- _Exercise requirements_: Determine the number of lines in the listing below where the string "Information" occurs; answer with the number alone.
*** Block opens ***
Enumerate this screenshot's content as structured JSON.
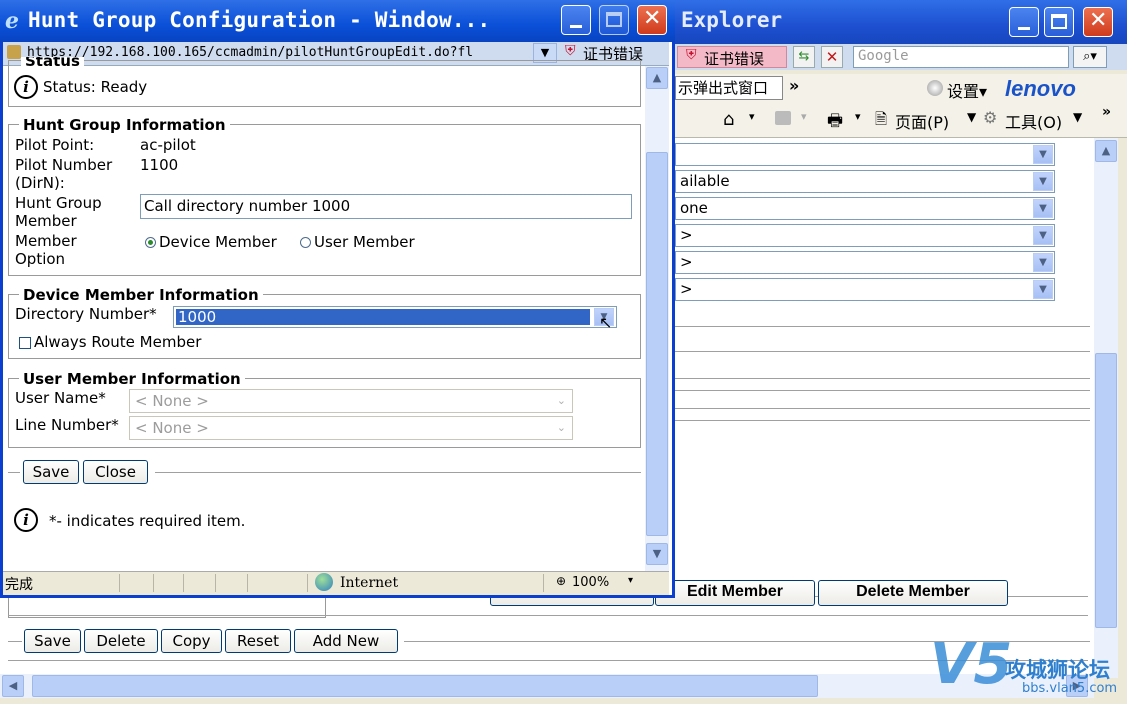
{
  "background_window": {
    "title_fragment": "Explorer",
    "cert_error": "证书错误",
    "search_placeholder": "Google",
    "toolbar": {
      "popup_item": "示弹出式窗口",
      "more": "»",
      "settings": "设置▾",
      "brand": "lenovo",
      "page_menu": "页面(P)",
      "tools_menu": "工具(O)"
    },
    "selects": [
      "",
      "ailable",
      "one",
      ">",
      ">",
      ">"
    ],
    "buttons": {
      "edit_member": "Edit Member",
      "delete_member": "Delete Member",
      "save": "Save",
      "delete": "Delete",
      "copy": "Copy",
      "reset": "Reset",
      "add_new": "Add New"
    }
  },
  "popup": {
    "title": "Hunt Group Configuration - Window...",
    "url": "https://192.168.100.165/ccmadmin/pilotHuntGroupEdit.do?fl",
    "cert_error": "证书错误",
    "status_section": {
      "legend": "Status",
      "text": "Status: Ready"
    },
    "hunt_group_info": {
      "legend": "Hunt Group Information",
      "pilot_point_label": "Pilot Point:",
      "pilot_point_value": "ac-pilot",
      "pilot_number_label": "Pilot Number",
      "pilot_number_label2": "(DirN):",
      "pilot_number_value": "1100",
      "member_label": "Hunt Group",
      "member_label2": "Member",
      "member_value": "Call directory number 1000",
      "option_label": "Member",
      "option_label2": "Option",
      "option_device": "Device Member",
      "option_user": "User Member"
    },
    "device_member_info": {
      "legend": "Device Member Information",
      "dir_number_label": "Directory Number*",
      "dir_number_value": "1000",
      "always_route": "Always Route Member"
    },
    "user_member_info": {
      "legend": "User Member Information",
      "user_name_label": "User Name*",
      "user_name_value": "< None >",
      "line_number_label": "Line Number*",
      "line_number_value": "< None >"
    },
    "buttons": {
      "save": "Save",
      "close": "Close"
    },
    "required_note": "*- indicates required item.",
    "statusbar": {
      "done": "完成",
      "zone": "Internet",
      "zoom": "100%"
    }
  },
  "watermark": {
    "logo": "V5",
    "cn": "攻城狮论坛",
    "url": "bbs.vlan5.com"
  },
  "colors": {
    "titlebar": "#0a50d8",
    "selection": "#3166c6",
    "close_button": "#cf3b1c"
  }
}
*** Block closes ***
- _Result of the exercise_: 3